“Tough break, huh?”
Manny stood still as DiMarco jogged off.
A whistle blew. “Pick up that football, kid,” yelled one of the coaches. “Let’s see some hustle.”
Manny grabbed the football and started to run, his face getting hot with anger. Most of his teammates were half a lap ahead already. Manny ran to the sideline and dropped the football in disgust. Then he took off after the others.
His breath was steady but hard, coming out in short little bursts as he glared ahead and moved faster. Soon he’d passed the stragglers—Anthony and other linemen drained by the scrimmage, and a few lazy backs whose places in the starting lineup were secure.
Manny picked up the pace as he began his second lap, passing DiMarco and some others and taking aim at the leaders. He swung wide to pass a few more in the end zone, then moved into the lead as he headed along the far sideline.
After four laps Manny was well ahead of everyone, and he sprinted the last one at top speed, still seething from his one-play afternoon.
Coach Reynolds was grinning as Manny yanked off his helmet and walked a few yards to catch his breath. “Good running,” he said.
“Right,” Manny said.
“You ought to run cross-country in high school,” the coach said with a laugh.
“Yeah . . . well I ain’t
high school,” Manny said, trying not to let too much venom into his words. “I’m on this team.”
The coach nodded. “I’ll try to remember that,” he said.
“I hope so.”
Coach gave him a stare, but then softened his expression. He pointed a finger at Manny. “Don’t get smart,” he said. “But keep up the hustle. I was watching that last play. There’ll be more chances, believe me.”
The Discount Bin
anny stuck his cleats and mouth guard inside his helmet and carried it all by the face mask. “You coming?” he said to his scrawny friend Donald.
“Yeah,” Donald said. Donald was still kneeling by the cooler of water, wiped out from the five laps. “Give me a second. I’m not a marathoner like you are.”
Manny shrugged. “Small guys like us better be able to run. It’s too easy to get knocked out otherwise.”

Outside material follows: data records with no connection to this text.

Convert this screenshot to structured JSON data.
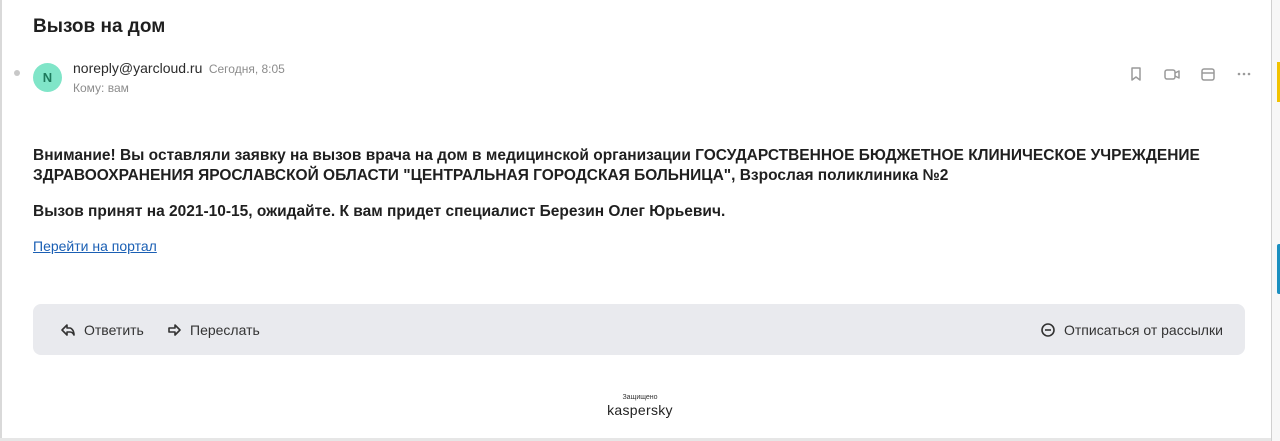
{
  "email": {
    "subject": "Вызов на дом",
    "sender_initial": "N",
    "sender": "noreply@yarcloud.ru",
    "date": "Сегодня, 8:05",
    "to": "Кому: вам",
    "body": {
      "paragraph1": "Внимание! Вы оставляли заявку на вызов врача на дом в медицинской организации ГОСУДАРСТВЕННОЕ БЮДЖЕТНОЕ КЛИНИЧЕСКОЕ УЧРЕЖДЕНИЕ ЗДРАВООХРАНЕНИЯ ЯРОСЛАВСКОЙ ОБЛАСТИ \"ЦЕНТРАЛЬНАЯ ГОРОДСКАЯ БОЛЬНИЦА\", Взрослая поликлиника №2",
      "paragraph2": "Вызов принят на 2021-10-15, ожидайте. К вам придет специалист Березин Олег Юрьевич.",
      "link": "Перейти на портал"
    }
  },
  "header_icons": [
    "bookmark-icon",
    "video-icon",
    "calendar-icon",
    "more-icon"
  ],
  "actions": {
    "reply": "Ответить",
    "forward": "Переслать",
    "unsubscribe": "Отписаться от рассылки"
  },
  "footer": {
    "protected": "Защищено",
    "brand": "kaspersky"
  },
  "colors": {
    "avatar_bg": "#80e5c8",
    "link": "#1a5fb4",
    "action_bar_bg": "#e9eaee"
  }
}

They headed across the practice field toward the Boulevard. They both lived on the other side of town, a mile walk from the field. Hudson City was small but dense, the side streets lined with old houses on small lots. The Boulevard was loaded with coffee shops and delis and liquor stores.

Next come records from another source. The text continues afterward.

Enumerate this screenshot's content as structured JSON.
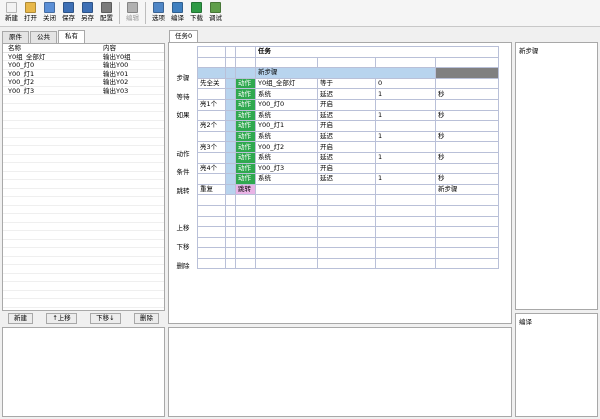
{
  "toolbar": {
    "buttons": [
      {
        "label": "新建",
        "icon": "new-file-icon",
        "color": "#f2f2f2"
      },
      {
        "label": "打开",
        "icon": "open-folder-icon",
        "color": "#e8b84a"
      },
      {
        "label": "关闭",
        "icon": "close-file-icon",
        "color": "#5b8fd6"
      },
      {
        "label": "保存",
        "icon": "save-disk-icon",
        "color": "#3d6fb5"
      },
      {
        "label": "另存",
        "icon": "save-as-icon",
        "color": "#3d6fb5"
      },
      {
        "label": "配置",
        "icon": "wrench-icon",
        "color": "#7a7a7a"
      },
      {
        "label": "编辑",
        "icon": "edit-icon",
        "color": "#b0b0b0",
        "disabled": true
      },
      {
        "label": "选项",
        "icon": "options-icon",
        "color": "#4f86c6"
      },
      {
        "label": "编译",
        "icon": "compile-icon",
        "color": "#3f7fbf"
      },
      {
        "label": "下载",
        "icon": "download-icon",
        "color": "#2e9a45"
      },
      {
        "label": "调试",
        "icon": "debug-icon",
        "color": "#5f9e4a"
      }
    ]
  },
  "left_panel": {
    "tabs": [
      "原件",
      "公共",
      "私有"
    ],
    "active_tab": "私有",
    "columns": [
      "名称",
      "内容"
    ],
    "rows": [
      [
        "Y0组_全部灯",
        "输出Y0组"
      ],
      [
        "Y00_灯0",
        "输出Y00"
      ],
      [
        "Y00_灯1",
        "输出Y01"
      ],
      [
        "Y00_灯2",
        "输出Y02"
      ],
      [
        "Y00_灯3",
        "输出Y03"
      ]
    ],
    "buttons": [
      "新建",
      "↑上移",
      "下移↓",
      "删除"
    ]
  },
  "middle": {
    "tab": "任务0",
    "side_buttons": [
      "步骤",
      "等待",
      "如果",
      "动作",
      "条件",
      "跳转",
      "上移",
      "下移",
      "删除"
    ],
    "header": "任务",
    "step_label": "新步骤",
    "rows": [
      {
        "name": "先全关",
        "type": "动作",
        "target": "Y0组_全部灯",
        "op": "等于",
        "value": "0",
        "unit": ""
      },
      {
        "name": "",
        "type": "动作",
        "target": "系统",
        "op": "延迟",
        "value": "1",
        "unit": "秒"
      },
      {
        "name": "亮1个",
        "type": "动作",
        "target": "Y00_灯0",
        "op": "开启",
        "value": "",
        "unit": ""
      },
      {
        "name": "",
        "type": "动作",
        "target": "系统",
        "op": "延迟",
        "value": "1",
        "unit": "秒"
      },
      {
        "name": "亮2个",
        "type": "动作",
        "target": "Y00_灯1",
        "op": "开启",
        "value": "",
        "unit": ""
      },
      {
        "name": "",
        "type": "动作",
        "target": "系统",
        "op": "延迟",
        "value": "1",
        "unit": "秒"
      },
      {
        "name": "亮3个",
        "type": "动作",
        "target": "Y00_灯2",
        "op": "开启",
        "value": "",
        "unit": ""
      },
      {
        "name": "",
        "type": "动作",
        "target": "系统",
        "op": "延迟",
        "value": "1",
        "unit": "秒"
      },
      {
        "name": "亮4个",
        "type": "动作",
        "target": "Y00_灯3",
        "op": "开启",
        "value": "",
        "unit": ""
      },
      {
        "name": "",
        "type": "动作",
        "target": "系统",
        "op": "延迟",
        "value": "1",
        "unit": "秒"
      },
      {
        "name": "重复",
        "type": "跳转",
        "target": "",
        "op": "",
        "value": "",
        "unit": "新步骤"
      }
    ]
  },
  "right_top": {
    "title": "新步骤"
  },
  "right_bottom": {
    "title": "编译"
  }
}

“We’ll stop and get a soda,” Manny said.
“You got any money?”
“I’ve got a couple of dollars.”
“I got a quarter in my shoe,” Donald said. “It was digging into my foot the whole time we were running.”
“Yeah,” Donald said. “But I’m starving.”

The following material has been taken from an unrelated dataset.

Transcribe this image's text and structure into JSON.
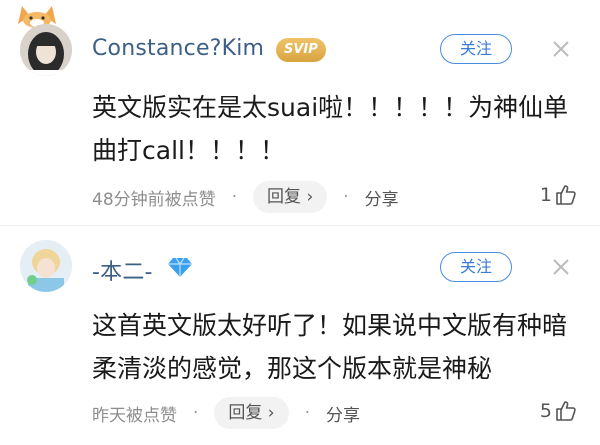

“You won’t get much for a quarter.”
“Yeah, I will. There’s always the discount bin.”
They ducked into the small grocery store at the corner of the Boulevard and Ninth, across from St. Joseph’s Church. They had to turn sideways to get through the doorway because of their shoulder pads and the stacks of cardboard boxes on the sidewalk.
“Ahh,” said Manny, shutting his eyes for a second to enjoy the air-conditioned coolness. “What a difference.”
They walked up the canned-soup and pasta aisle toward the baked goods section at the back of the store. The aisles were narrow and stacked high.
“Twinkies,” Donald said. “I need Twinkies.”
They reached the back and Donald started pawing through the discount bin, where items that were turning stale or had ripped packaging were marked down. “No Twinkies,” he said. “Nothing good at all.”
Donald glanced around, then flicked his eyebrows up at Manny. He gently brought his helmet down on an individual-sized apple pie, pushing until the box was partly flattened and the pie filling was coming through the crust.
“Oh,” Donald said in mock surprise. “I didn’t see this pie at first. Looks like a bargain to me.”
Manny shook his head. Donald grabbed the pie and they hurried up the aisle. Manny slid open the door of the soda cooler and took out a couple of bottles; then they got in line to pay.
“This was in the discount bin,” Donald lied to the teenage girl at the register, handing her the pie. “It isn’t marked.”
The girl looked at the pie for a few seconds, twisted her mouth around, and sighed.
“Shouldn’t be more than a quarter,” Donald said.
“Sounds about right,” she answered, and punched in the sale.
They laughed as they left the store. “You shouldn’t do that,” Manny said, but he was grinning.